Work to be completed:
Report how many lines in the following entries contain "cook". Nothing else should be given.

● ● ●

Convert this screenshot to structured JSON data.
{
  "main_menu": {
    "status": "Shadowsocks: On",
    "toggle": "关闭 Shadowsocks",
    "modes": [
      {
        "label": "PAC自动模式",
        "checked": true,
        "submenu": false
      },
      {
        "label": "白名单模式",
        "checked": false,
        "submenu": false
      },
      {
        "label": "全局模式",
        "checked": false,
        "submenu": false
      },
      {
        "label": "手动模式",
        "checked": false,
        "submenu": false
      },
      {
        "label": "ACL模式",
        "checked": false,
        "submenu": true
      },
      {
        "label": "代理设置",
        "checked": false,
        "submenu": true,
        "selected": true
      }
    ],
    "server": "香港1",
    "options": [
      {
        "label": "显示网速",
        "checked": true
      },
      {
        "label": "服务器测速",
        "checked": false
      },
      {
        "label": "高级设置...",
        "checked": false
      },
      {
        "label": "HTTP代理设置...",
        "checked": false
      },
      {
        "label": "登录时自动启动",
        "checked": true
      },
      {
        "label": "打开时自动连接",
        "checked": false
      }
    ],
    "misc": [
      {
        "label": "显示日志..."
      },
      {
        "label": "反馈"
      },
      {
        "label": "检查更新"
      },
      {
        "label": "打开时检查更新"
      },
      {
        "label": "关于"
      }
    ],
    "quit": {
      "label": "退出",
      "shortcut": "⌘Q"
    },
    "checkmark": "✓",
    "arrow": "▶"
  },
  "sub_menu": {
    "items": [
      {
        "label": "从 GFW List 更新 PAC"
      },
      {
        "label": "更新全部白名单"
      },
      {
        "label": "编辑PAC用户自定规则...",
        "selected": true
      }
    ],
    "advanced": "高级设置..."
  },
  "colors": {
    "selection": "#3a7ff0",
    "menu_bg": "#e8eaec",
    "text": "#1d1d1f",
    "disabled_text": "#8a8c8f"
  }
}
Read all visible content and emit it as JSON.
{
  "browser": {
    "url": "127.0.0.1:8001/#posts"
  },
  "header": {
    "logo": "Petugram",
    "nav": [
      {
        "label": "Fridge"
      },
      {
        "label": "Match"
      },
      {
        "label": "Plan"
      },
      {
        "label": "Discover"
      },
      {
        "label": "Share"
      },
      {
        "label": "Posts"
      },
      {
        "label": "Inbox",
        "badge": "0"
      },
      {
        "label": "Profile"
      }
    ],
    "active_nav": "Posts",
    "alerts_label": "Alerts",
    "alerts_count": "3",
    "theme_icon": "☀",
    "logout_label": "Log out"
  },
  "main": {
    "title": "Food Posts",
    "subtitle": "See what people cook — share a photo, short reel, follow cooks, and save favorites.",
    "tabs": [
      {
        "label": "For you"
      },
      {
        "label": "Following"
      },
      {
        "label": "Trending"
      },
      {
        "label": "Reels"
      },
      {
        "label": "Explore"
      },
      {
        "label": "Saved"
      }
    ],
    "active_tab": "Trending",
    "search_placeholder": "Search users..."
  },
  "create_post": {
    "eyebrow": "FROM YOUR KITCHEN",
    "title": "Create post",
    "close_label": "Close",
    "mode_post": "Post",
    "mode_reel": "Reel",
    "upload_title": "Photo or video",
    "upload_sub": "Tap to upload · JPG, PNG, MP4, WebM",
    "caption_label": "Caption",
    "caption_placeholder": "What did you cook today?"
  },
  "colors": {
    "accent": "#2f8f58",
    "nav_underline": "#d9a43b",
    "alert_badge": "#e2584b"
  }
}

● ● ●

Output of the exercise:
2